(Component data from apps and pages)
•••

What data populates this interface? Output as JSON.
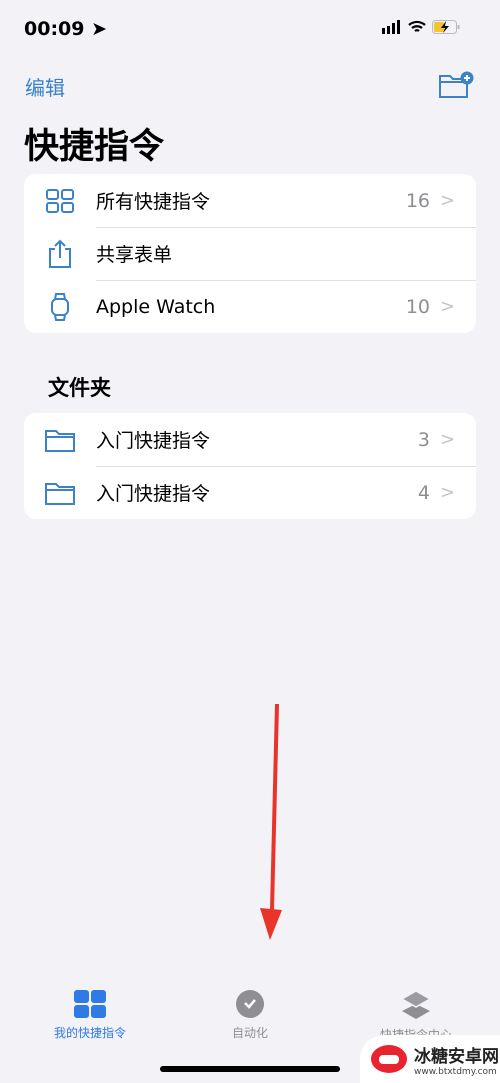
{
  "status": {
    "time": "00:09"
  },
  "nav": {
    "edit_label": "编辑",
    "title": "快捷指令"
  },
  "main_list": [
    {
      "icon": "grid-icon",
      "label": "所有快捷指令",
      "count": "16"
    },
    {
      "icon": "share-icon",
      "label": "共享表单",
      "count": ""
    },
    {
      "icon": "watch-icon",
      "label": "Apple Watch",
      "count": "10"
    }
  ],
  "folders_header": "文件夹",
  "folders": [
    {
      "label": "入门快捷指令",
      "count": "3"
    },
    {
      "label": "入门快捷指令",
      "count": "4"
    }
  ],
  "tabs": [
    {
      "label": "我的快捷指令",
      "active": true
    },
    {
      "label": "自动化",
      "active": false
    },
    {
      "label": "快捷指令中心",
      "active": false
    }
  ],
  "watermark": {
    "text": "冰糖安卓网",
    "url": "www.btxtdmy.com"
  },
  "colors": {
    "accent": "#3b82c6",
    "tab_active": "#2f7ae5",
    "tab_inactive": "#8e8e93",
    "annotation_arrow": "#e8342a"
  }
}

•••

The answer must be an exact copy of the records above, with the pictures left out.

What data populates this interface? Output as JSON.
{
  "status": {
    "time": "00:09"
  },
  "nav": {
    "edit_label": "编辑",
    "title": "快捷指令"
  },
  "main_list": [
    {
      "icon": "grid-icon",
      "label": "所有快捷指令",
      "count": "16"
    },
    {
      "icon": "share-icon",
      "label": "共享表单",
      "count": ""
    },
    {
      "icon": "watch-icon",
      "label": "Apple Watch",
      "count": "10"
    }
  ],
  "folders_header": "文件夹",
  "folders": [
    {
      "label": "入门快捷指令",
      "count": "3"
    },
    {
      "label": "入门快捷指令",
      "count": "4"
    }
  ],
  "tabs": [
    {
      "label": "我的快捷指令",
      "active": true
    },
    {
      "label": "自动化",
      "active": false
    },
    {
      "label": "快捷指令中心",
      "active": false
    }
  ],
  "watermark": {
    "text": "冰糖安卓网",
    "url": "www.btxtdmy.com"
  },
  "colors": {
    "accent": "#3b82c6",
    "tab_active": "#2f7ae5",
    "tab_inactive": "#8e8e93",
    "annotation_arrow": "#e8342a"
  }
}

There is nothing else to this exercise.